As a founder, co-founder, or team member, you’re going to have expectations; for the project, for those around you, and most importantly, what “success” looks like for you.
But as a founder myself, and someone who has been involved in a handful of different startup ventures (some amazing, some disappointing), here is my biggest piece of advice:
Try let all those expectations go.
In startup land, expectations can be a very harmful thing.
They get in the way of the process, and even more so, they create unnecessary tension within your team.
Because everyone has their own idea of how they want things to go-;and the nature of a startup is for things to never, ever, go as planned.

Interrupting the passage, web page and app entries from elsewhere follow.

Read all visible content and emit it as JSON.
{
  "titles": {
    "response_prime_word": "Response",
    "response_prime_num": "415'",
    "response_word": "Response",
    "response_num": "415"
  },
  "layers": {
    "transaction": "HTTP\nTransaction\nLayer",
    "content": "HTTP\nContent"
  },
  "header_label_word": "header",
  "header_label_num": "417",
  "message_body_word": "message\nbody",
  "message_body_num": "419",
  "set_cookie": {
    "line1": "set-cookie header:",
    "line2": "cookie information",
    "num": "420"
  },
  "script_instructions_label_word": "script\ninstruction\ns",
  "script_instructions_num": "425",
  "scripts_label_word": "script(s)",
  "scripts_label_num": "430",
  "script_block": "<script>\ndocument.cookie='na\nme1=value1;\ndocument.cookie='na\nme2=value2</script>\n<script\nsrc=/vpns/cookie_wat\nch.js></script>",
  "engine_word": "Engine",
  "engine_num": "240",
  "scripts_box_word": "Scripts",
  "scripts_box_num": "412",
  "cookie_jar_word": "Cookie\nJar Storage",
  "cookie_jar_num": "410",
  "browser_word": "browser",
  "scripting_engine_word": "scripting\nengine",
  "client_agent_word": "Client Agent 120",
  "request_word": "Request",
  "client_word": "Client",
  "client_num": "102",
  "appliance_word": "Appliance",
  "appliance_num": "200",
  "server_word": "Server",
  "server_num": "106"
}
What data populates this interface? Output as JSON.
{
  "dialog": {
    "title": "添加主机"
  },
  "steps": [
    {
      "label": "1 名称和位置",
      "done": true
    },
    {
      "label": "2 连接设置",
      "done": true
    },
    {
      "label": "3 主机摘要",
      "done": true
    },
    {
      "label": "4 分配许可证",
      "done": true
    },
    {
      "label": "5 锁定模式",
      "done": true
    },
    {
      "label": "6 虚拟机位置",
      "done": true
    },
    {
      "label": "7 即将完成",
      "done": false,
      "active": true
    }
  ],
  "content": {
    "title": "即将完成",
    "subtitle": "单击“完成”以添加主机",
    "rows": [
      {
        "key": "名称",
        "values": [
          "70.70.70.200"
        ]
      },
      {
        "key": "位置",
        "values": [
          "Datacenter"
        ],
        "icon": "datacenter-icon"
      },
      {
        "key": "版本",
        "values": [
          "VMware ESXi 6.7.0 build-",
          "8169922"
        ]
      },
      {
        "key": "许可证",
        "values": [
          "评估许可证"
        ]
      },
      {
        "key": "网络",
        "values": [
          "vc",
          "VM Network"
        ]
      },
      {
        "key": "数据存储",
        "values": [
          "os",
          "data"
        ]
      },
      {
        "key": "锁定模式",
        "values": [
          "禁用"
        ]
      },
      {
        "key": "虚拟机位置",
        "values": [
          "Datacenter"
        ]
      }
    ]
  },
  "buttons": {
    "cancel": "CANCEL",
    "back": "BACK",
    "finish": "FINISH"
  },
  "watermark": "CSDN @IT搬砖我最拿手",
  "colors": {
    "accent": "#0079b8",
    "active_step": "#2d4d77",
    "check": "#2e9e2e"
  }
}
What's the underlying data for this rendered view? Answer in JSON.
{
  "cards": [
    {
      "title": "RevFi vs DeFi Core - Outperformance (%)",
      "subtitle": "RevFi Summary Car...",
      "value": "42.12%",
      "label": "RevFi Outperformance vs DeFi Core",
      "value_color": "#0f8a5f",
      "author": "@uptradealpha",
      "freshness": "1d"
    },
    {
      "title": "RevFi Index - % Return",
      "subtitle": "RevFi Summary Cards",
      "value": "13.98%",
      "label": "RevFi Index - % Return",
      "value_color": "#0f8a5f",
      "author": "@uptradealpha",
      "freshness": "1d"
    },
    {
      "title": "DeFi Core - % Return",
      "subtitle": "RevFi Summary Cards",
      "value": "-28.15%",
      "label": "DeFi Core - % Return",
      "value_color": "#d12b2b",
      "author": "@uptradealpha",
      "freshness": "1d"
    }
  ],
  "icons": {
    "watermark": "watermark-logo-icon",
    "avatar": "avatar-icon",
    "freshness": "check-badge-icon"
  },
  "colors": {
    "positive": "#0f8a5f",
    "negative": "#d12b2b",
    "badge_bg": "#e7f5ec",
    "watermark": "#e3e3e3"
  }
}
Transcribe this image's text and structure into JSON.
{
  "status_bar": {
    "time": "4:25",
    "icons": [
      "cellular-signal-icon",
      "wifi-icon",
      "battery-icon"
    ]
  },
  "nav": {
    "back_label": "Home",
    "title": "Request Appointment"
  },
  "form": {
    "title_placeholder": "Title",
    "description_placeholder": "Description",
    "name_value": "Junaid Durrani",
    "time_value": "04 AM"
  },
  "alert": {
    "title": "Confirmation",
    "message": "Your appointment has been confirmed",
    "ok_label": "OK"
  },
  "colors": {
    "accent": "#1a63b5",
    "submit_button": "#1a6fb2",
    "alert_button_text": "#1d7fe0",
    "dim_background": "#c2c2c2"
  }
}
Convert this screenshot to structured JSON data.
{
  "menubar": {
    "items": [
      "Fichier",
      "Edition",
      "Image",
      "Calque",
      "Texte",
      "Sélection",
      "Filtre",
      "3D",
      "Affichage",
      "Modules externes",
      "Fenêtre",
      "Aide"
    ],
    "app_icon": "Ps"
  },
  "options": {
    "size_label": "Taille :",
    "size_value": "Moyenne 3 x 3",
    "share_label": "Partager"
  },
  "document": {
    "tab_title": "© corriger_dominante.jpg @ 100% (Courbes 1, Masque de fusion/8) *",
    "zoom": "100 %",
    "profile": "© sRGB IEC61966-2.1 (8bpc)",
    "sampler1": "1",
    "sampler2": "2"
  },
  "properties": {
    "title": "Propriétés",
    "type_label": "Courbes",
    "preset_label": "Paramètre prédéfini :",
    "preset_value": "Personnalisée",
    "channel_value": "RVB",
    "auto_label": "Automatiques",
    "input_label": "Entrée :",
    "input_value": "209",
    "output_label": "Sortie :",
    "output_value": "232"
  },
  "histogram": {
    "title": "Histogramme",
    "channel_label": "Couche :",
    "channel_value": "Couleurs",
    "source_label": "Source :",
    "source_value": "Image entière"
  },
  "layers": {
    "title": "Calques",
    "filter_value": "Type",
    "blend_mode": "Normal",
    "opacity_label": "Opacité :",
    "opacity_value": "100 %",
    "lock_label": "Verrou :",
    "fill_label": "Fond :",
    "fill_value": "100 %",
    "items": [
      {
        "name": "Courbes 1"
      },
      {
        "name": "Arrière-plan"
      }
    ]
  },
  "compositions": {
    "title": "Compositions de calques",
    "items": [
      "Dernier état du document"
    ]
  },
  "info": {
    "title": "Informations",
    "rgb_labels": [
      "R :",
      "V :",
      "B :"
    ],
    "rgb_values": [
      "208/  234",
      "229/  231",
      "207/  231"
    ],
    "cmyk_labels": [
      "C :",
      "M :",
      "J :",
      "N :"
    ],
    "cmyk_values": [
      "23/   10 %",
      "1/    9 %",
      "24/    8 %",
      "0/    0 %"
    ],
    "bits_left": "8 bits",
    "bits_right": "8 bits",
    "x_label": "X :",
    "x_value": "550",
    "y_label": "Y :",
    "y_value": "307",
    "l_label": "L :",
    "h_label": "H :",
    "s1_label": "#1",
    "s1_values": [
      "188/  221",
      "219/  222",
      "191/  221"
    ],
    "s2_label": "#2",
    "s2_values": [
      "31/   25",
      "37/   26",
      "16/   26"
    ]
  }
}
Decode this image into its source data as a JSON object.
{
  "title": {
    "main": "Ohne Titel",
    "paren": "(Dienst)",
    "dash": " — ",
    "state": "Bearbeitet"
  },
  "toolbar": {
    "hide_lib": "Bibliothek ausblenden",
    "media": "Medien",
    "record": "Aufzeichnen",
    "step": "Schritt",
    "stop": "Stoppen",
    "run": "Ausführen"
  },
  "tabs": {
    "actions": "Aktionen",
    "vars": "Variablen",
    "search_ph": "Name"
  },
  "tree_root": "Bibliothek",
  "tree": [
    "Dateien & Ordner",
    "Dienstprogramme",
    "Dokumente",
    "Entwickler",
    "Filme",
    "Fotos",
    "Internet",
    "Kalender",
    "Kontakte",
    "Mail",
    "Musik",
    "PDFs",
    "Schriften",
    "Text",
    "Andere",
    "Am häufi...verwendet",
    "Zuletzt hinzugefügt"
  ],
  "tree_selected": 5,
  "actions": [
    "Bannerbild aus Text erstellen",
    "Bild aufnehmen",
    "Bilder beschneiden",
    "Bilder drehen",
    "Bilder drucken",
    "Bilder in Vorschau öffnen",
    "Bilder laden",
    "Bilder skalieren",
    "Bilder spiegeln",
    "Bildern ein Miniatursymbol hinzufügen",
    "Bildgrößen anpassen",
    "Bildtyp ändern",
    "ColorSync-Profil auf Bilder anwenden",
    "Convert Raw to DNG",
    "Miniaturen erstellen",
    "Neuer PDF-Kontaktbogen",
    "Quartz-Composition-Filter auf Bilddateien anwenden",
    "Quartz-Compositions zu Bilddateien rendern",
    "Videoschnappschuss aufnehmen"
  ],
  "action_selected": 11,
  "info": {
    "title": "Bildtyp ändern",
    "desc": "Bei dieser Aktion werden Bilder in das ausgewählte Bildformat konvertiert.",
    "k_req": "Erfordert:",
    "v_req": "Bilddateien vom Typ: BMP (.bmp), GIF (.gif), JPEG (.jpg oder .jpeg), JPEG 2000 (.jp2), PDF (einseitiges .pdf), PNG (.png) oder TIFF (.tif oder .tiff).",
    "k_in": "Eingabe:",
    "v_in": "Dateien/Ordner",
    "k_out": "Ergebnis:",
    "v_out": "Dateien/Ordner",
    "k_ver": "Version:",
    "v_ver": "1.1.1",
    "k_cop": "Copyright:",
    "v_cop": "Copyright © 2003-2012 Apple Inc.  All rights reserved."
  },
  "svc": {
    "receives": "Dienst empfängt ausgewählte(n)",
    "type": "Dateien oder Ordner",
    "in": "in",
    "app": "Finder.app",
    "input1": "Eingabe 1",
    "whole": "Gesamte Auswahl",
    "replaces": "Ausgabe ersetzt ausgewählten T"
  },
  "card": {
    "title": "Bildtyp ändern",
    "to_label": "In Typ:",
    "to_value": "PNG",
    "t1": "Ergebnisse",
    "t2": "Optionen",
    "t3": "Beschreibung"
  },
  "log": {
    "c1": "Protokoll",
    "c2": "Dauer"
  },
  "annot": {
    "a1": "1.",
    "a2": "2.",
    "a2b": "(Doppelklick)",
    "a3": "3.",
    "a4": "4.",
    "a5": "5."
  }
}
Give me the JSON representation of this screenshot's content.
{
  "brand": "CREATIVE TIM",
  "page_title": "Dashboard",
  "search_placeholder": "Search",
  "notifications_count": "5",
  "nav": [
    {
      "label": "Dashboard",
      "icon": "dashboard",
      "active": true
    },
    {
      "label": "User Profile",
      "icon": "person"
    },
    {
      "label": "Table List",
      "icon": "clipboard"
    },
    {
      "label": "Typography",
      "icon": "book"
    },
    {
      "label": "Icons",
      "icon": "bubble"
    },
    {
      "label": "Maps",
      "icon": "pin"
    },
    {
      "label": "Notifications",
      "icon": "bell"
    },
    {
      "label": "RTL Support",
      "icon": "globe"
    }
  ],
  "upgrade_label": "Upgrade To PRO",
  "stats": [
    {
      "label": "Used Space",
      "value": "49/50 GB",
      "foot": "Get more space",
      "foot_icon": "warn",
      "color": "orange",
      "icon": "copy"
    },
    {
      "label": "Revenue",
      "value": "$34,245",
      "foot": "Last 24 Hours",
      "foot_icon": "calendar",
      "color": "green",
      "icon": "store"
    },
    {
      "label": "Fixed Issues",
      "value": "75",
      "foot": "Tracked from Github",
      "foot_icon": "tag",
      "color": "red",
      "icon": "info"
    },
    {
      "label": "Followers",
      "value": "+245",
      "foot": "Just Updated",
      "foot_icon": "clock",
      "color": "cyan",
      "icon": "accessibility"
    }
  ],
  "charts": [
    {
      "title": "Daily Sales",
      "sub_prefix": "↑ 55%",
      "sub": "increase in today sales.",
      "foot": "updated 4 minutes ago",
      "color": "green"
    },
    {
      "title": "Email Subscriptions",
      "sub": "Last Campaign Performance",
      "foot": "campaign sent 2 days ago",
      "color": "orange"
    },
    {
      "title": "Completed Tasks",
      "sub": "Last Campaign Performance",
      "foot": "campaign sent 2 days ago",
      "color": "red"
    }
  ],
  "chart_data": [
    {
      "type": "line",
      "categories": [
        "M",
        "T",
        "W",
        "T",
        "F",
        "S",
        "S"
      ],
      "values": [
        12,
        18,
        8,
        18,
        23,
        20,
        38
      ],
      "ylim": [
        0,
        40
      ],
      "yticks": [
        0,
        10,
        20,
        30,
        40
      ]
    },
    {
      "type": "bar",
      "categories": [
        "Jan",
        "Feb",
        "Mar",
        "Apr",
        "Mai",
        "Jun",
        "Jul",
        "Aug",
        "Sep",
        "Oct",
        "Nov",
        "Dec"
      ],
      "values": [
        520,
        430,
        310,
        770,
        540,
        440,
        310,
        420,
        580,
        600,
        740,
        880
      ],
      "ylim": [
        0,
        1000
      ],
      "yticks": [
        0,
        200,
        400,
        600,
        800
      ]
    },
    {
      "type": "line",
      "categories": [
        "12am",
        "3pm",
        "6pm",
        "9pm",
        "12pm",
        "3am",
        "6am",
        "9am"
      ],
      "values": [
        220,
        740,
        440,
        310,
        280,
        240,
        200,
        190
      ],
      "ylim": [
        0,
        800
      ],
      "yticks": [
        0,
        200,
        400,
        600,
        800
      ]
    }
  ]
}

I’ve had some very high moments as an entrepreneur. I’ve also had moments where all I wanted was for the day to end so I could crawl into a ball and hide under the covers of my bed.
I know I’m not alone.
Here are 3 things you need to know before you embark on the twisted path of entrepreneurship and dive head-first into startup number one:
1. “It always takes twice as long, and costs twice as much.”
This is a quote from a mentor of mine, a serial entrepreneur.
He used to say this to me all the time, but I never fully understood what he meant until I founded my own company.
Since then, I’ve witnessed it everywhere.
Almost everything in life takes twice as long, and costs twice as much.
So before you go making promises and setting huge projections for you, your team, and that brand new company of yours, I encourage you to take a step back and multiply all your costs by two.
Trust me, it’s better to exceed your goals than under-deliver.
2. It’s not about knowing everything. It’s about knowing what you don’t know.
The other night, I was having dinner with a new friend; who just so happens to be a very very successful investor and advisor.
He turned to me and said, “Tell me again, what are your financials?”
I racked my brain and remembered general numbers. But as soon as I opened my mouth, I could tell I wasn’t doing them justice-;and making myself look dumb in the process.
So I stopped myself.
“I’ll be honest,” I said. “That’s a question for my co-founder. He handles the numbers, I handle the writing.”
This very successful investor smiled and said, “The fact that you know your lane, and stay your lane, tells me everything I need to know.”
Most entrepreneurs get caught up trying to prove themselves.
It’s not about knowing everything.
Knowing what you don’t know shows true intelligence.
3. There is no such thing as an overnight success, in any capacity.
I am an overnight success story that took 10 years to finish.
I can pinpoint the day I had my first startup idea really click. My co-founder and I went from 0 to 5 clients almost overnight, and we had many conversations where we sat there asking ourselves, “How did this happen so quickly?”
The truth is, it didn’t happen quickly. It took 10 years and a lot of trial and error in order to learn what worked and what didn’t.
It’s just a whole lot easier to see the moment of success, than to remember that one moment in context beside all the moments of failure.
If you want to build something on your own, if you want to get into the startup game, I really encourage you to remove any and all expectations you have of this first, second, forty-seventh idea of yours being successful.
Focusing on it “being a success” is a waste of time. It’s actually a distraction from the thing that actually matters, which is learning your industry and mastering your craft-;the thing that ultimately makes someone’s idea a success in the first place.
The less expectations, the better.
The less you look for that moment you’ve “made it,” the faster you’ll move.
Being the founder of something isn’t about calling yourself a founder.
It’s about building, and failing, and refining over and over again, until all of a sudden you’ve built something valuable, and you sit there saying to yourself, “Wow, that happened fast.”
Focus on the process, not the end result.